In the woods, I was heartened to see the bright green blades of bluebell leaves poking through the leaf litter, bringing the reassurance that Spring will soon be upon us – for in recent years I seem to have joined the chorus of those who insist on pointing out the first snowdrops… primroses… crocuses, or whatever, with some sense of disbelief that Spring will reoccur this year after all, when the fact that one season will, by and large, follow another is probably one of the strongest certainties we can all depend on.
As I tried not to step on the green shoots, I noticed a feeder drum for pheasants, presumably left in the woods from last season. I hadn’t realised that the landowner here had gone the way of so many others in the area, in raising pheasants for the shoot. Further on I came across more tell-tale signs of shooting activity, as I spotted notices nailed to tree trunks which instructed: vermin traps – keep your dog on a lead.
Our village has a large ‘huntin’, shootin’ and fishin’’ fraternity; ‘shootin’’ especially. Indeed the walls of the pub’s lower bar are lined with faded and damp stained photographs of groups of grinning beaters ready for the off, and of returning groups wearing even wider grins as they brandish their braces of pheasants, earned as payment in kind. While their names are long forgotten, similar images grace the walls of many a country pub – just as the same, regular Friday night drinkers can be found leaning against almost any country bar, locked into a debate that runs its increasingly predictable course.

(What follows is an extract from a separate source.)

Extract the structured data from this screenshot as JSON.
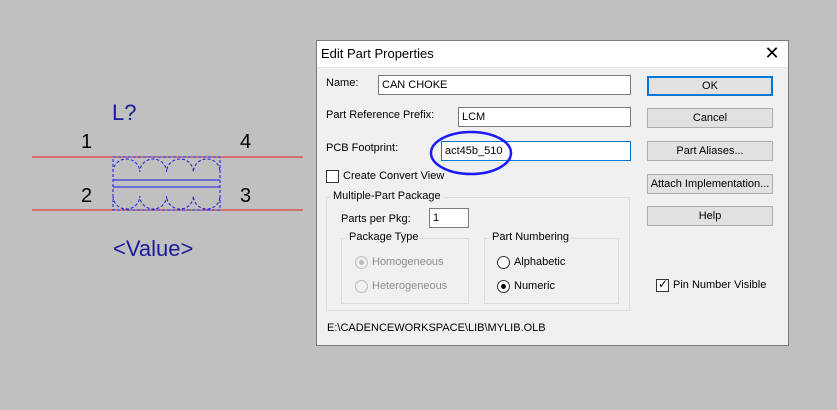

‘You enjoy pheasant well enough when it’s on the menu. We didn’t used to be able to afford it. Had to bribe the old gamekeeper to get a brace of pheasants, or go beating on the shoot.’ Old Norm gazes into the distance as he recollects his youth.
‘But that’s not the same as now, when Londoners are shipped in to massacre 500 or more in a day up at the Old Manor’s woods. The sky is black with them if the beaters do their work. And a day’s shoot can cost thousands. It’s big business, now, Norm.’ Young Sally states her case to grunts of agreement all round.
‘It’s traditional for the big houses to hold shoots. All the big estates do it; they always have. And think of all the work it brings to the country. ‘Specially now we don’t have fox hunting no more.’
‘Norm, millions of hand reared pheasants are released into the woods every year, right across
. That’s not so traditional,
‘They have a good life – they wouldn’t even be born if it wasn’t for the shoot!’
‘You’ve got to admit they overrun the place these days, Norm,’ Peg-toothed Jill now joins the verbal fray, draining her bottle of tonic that has lasted her through three gins. ’I reckon most of them get run-over, mind, the way they swarm across the road, darting in all directions.’
‘Think of the impact on other wildlife, competing for food,’ Sally continues.
‘That’s why they have the feeders, Sally.’
‘Yes, and that’s why there’s vermin notices – because of all the rats the feeders attract, don’t you think?’
‘Or it’s more to do with keeping your dog on a lead so they don’t chase the birds when they’re trying to fatten them up.’
‘Oh, to make them an easy target, you mean?’ says Sally.
‘My Maisie got shouted at last year, when she tore through Fiddlers’ Copse and sent the birds up.’ Peg-toothed Jill carries on. ‘I thought the gamekeeper was going to have a fit! I said to him, it’ll give them flying practice ready for the big day. He wasn’t having it, of course.’
‘Well, if you’ve got a shoot organised the next day, and you’ve been raising the birds for weeks, you want to be able to find them,’ says Old Norm, with exasperation in his voice. He goes behind the bar to pull himself another pint and leaves his money on the side.
‘But isn’t that the point of hunting?’ asks Sally. ‘Whatever happened to the idea of giving the prey a sporting chance?’
Her question hangs in the air unanswered.